Children and young people around the world can learn about climate change, the environment and reducing the impacts of flooding with a new Minecraft: Education Edition game, “Rivercraft”.
Based on the £54.7m flood risk management program in Preston and South Ribble, the in-game world of Preston is the first activity of its kind that uses artificial intelligence to map a region and convert it into an interactive Minecraft map. The games will be available globally and in multiple languages for use in educational and home environments around the world in Minecraft: Education Edition. This established educational tool is used by millions of educators and students in 112 countries, with hundreds of free courses and programs, teacher trainings and learning programs.
The Environment Agency and Microsoft will work alongside youth engagement experts, BlockBuilders, to engage users in three themed games. Preston’s World will encourage young people to learn about flood risk management, climate change, local human geography, engineering and the environment.
- Game 1 – Dealing with floods. This game will focus on building the Preston and South Ribble flood defenses. The player will be tasked with constructing various types of flood prevention measures including natural flood management, walls and embankments as well as flood storage areas and anti-flood gates. Players will learn the pros and cons of each approach and their relevance within local communities
- Game 2 – Flood prevention. This game will explore how individual actions can mitigate climate change and how understanding flood risk can reduce damage to people and property.
- Game 3 – Our local environment. This game will start on the riverbank where the player will be tasked with conducting an ecological survey using his digital workbook and camera. The purpose of this game will be for investigators to spot and record some of our most beloved wildlife, including voles and otters.
With the aim of encouraging young people to embark on environmentally-based careers, the characters in the game have also been adapted to reflect the diversity of the local project team and the communities that the Environment Agency serves.
Andy Brown, head of flood risk for the Environment Agency, said:
This is an incredible opportunity for students and a project we are proud to be part of. Not only will young people learn about a major flood program in the UK, but they will also learn about climate change, the environment, floods and the types of roles available for careers in science, technology, engineering and mathematics.

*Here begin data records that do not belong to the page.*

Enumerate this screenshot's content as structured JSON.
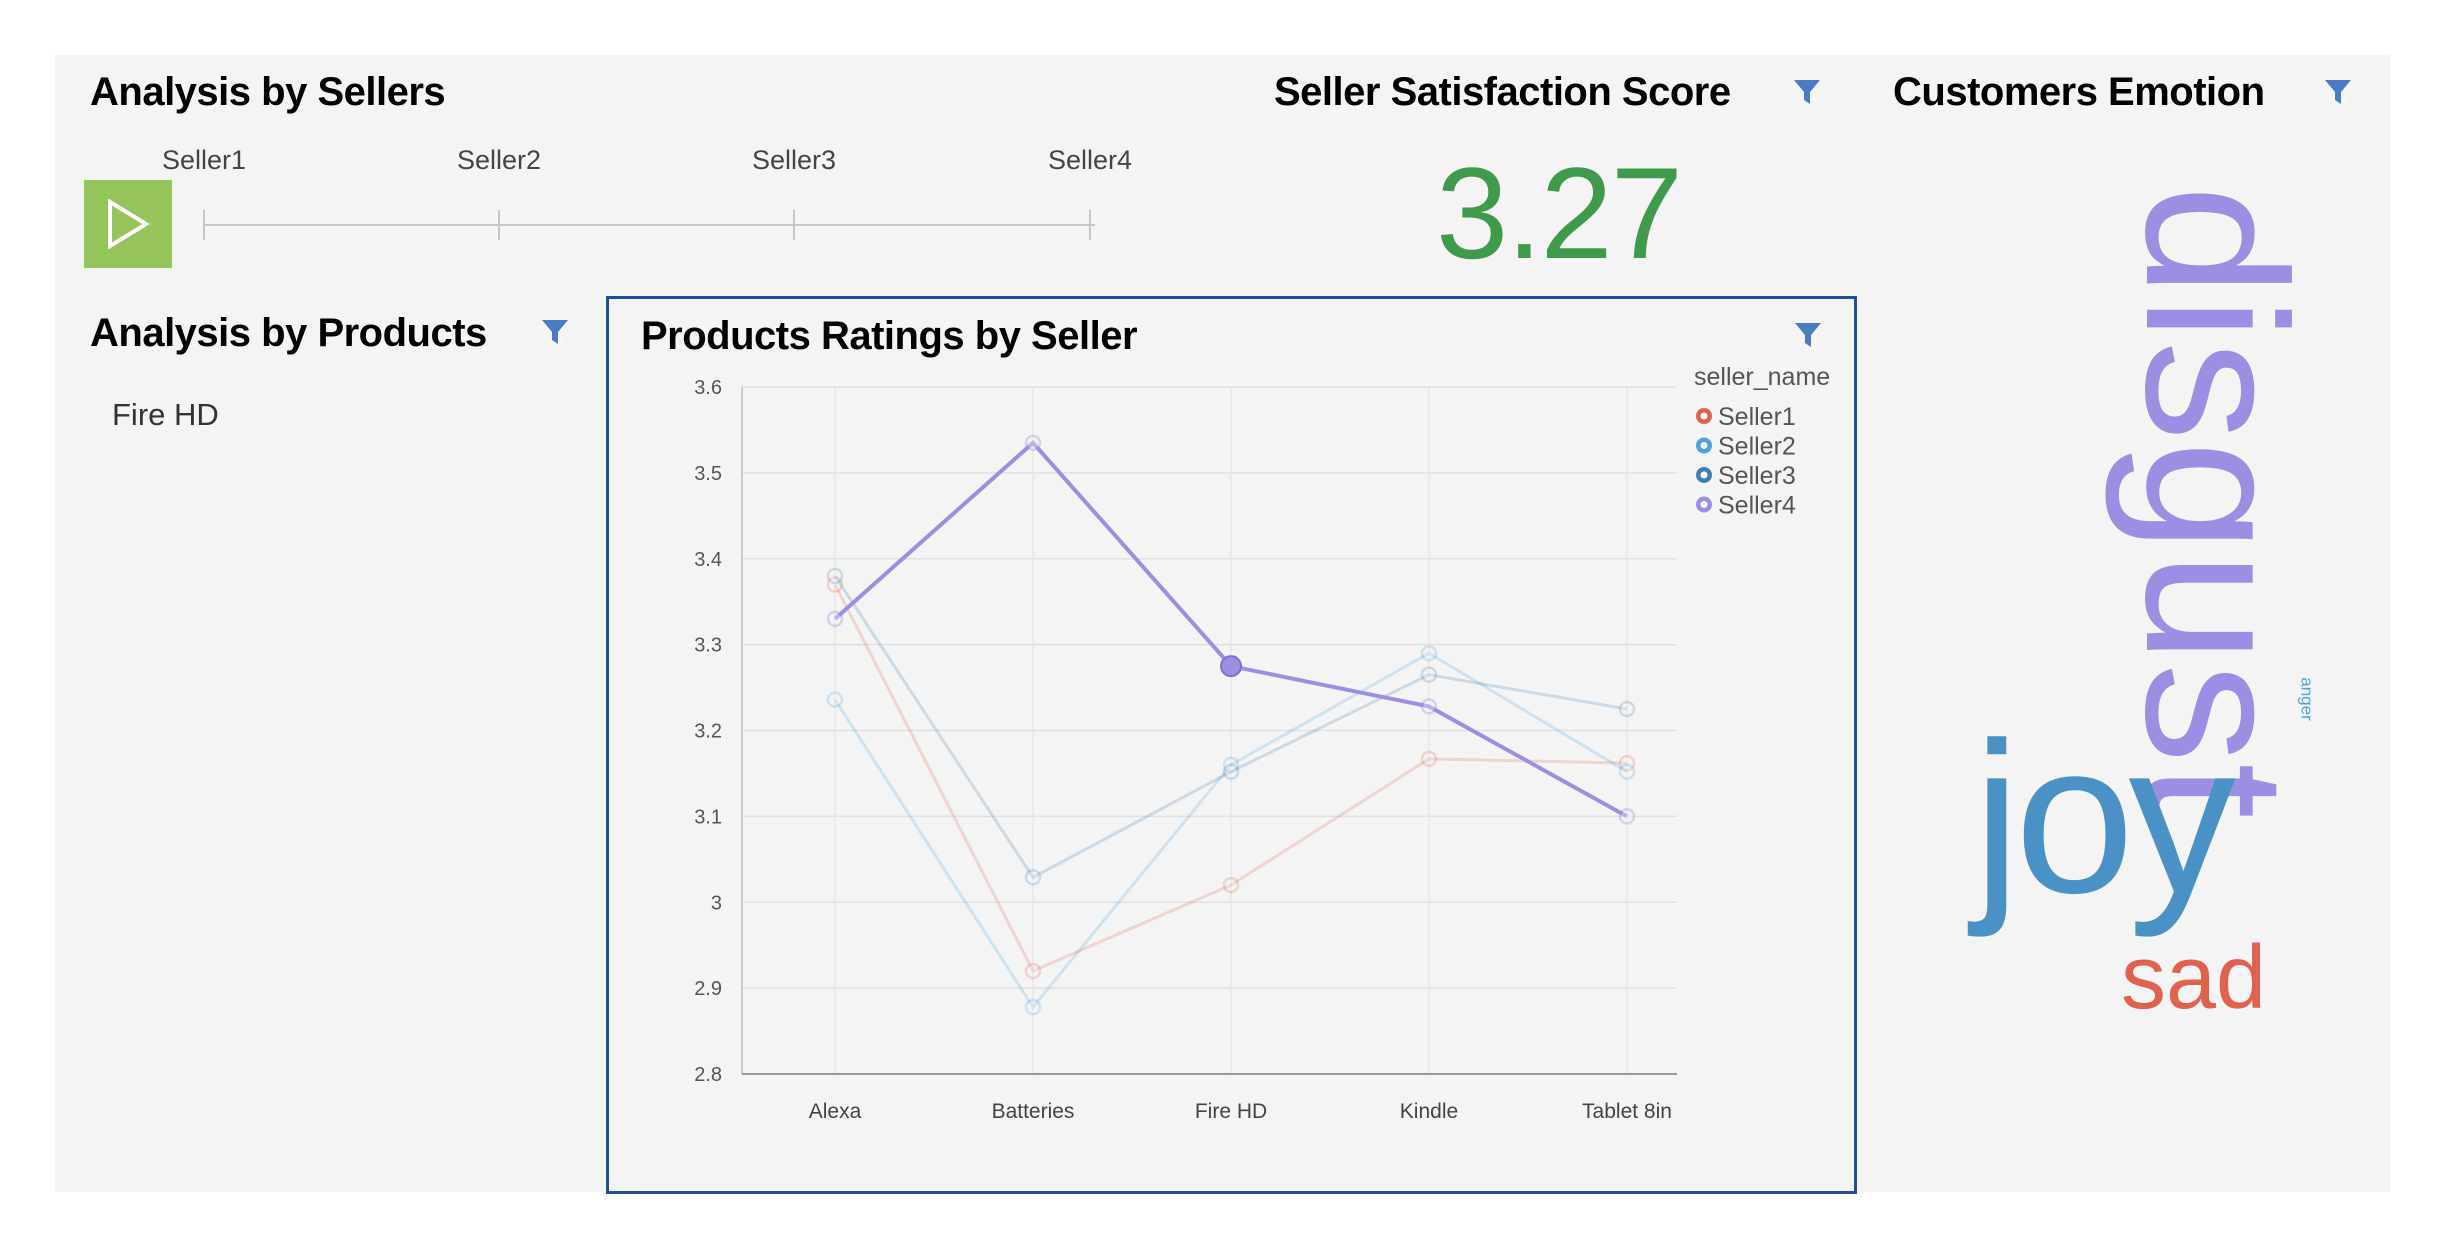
{
  "panels": {
    "sellers": {
      "title": "Analysis by Sellers",
      "sellers": [
        "Seller1",
        "Seller2",
        "Seller3",
        "Seller4"
      ]
    },
    "score": {
      "title": "Seller Satisfaction Score",
      "value": "3.27",
      "color": "#3f9a4c"
    },
    "emotion": {
      "title": "Customers Emotion",
      "words": [
        {
          "text": "disgust",
          "color": "#9c8fe3"
        },
        {
          "text": "joy",
          "color": "#4a92c5"
        },
        {
          "text": "sad",
          "color": "#e0624c"
        },
        {
          "text": "anger",
          "color": "#4aa3df"
        }
      ]
    },
    "products": {
      "title": "Analysis by Products",
      "items": [
        "Fire HD"
      ]
    },
    "ratings": {
      "title": "Products Ratings by Seller"
    }
  },
  "icons": {
    "play": "play-icon",
    "filter": "filter-icon"
  },
  "colors": {
    "accent": "#4a7bc4",
    "play_bg": "#94c45a",
    "chart_border": "#1f4e9a"
  },
  "chart_data": {
    "type": "line",
    "title": "Products Ratings by Seller",
    "categories": [
      "Alexa",
      "Batteries",
      "Fire HD",
      "Kindle",
      "Tablet 8in"
    ],
    "ylim": [
      2.8,
      3.6
    ],
    "yticks": [
      "2.8",
      "2.9",
      "3",
      "3.1",
      "3.2",
      "3.3",
      "3.4",
      "3.5",
      "3.6"
    ],
    "legend_title": "seller_name",
    "legend_position": "top-right",
    "grid": true,
    "highlighted_series": "Seller4",
    "highlighted_point": {
      "series": "Seller4",
      "category": "Fire HD"
    },
    "series": [
      {
        "name": "Seller1",
        "color": "#e0624c",
        "values": [
          3.37,
          2.92,
          3.02,
          3.167,
          3.162
        ]
      },
      {
        "name": "Seller2",
        "color": "#4aa3df",
        "values": [
          3.236,
          2.878,
          3.16,
          3.29,
          3.152
        ]
      },
      {
        "name": "Seller3",
        "color": "#3d7fb0",
        "values": [
          3.38,
          3.029,
          3.152,
          3.265,
          3.225
        ]
      },
      {
        "name": "Seller4",
        "color": "#9c8fe3",
        "values": [
          3.33,
          3.535,
          3.275,
          3.228,
          3.1
        ]
      }
    ]
  }
}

Introducing the next generation to the brilliant career opportunities we have here at the Environment Agency is essential if we are to deliver our vital flood and coastal defense projects. This includes the Preston and South Ribble scheme, which will directly reduce flood risk for 4,700 homes and businesses.
We want to help everyone discover their drive, passion and enthusiasm for the environment and the jobs available in this sector. We can’t wait to see Rivercraft and the world of Preston come to life across the globe.
Justin Edwards, Director of Learning Programs, Minecraft, said:
We know people all over the world love Minecraft, so it’s really rewarding for us to see Minecraft encouraging students to speak up and get involved in environmental issues.
The game provides an opportunity to not only learn about the Preston and South Ribble flood program, but also to understand the real world impact in a safe and fun way. The game also shows how communities are impacted, not just individuals. We are committed to creating a better world through the power of play and this project is at the forefront of that vision.
You can read more about Rivercraft.
Notes to Editors
- Rivercraft is an EA-developed world in Minecraft Education Edition and is based on the Environment Agency’s £54.7 million flood risk management program in Preston and South Ribble.
- This scheme began construction in October 2021 and will directly reduce the risk of flooding for 4,700 homes and businesses from Preston Riversway to the M6 and Higher Walton.
- The European Regional Development Fund (ERDF) is contributing £6.525 million to the program and funding has been secured from a number of sources including the Department for Education.
- The construction of the facility will be completed in the summer of 2023 and in accordance with ERDF deadlines.
- Work is also continuing on the fender design for later stages of the project at Walton-le-Dale, Frenchwood and Higher Walton.
- The program will improve access to the River Ribble, including emergency access on Strand Road through the rehabilitation of the old slipway to the river.
- The program will also create additional environmental improvements, including the creation of habitats in the Ribble Sidings area (in 2023). Pavement work to stabilize the river banks will also create additional riverbank habitat and wider trails in some of the narrower areas around the Miller Park entrance and along Riverside Road.
- Four new sports fields will also be created as a permanent legacy of the program
- Full program information can be viewed at www.thefloodhub.co.uk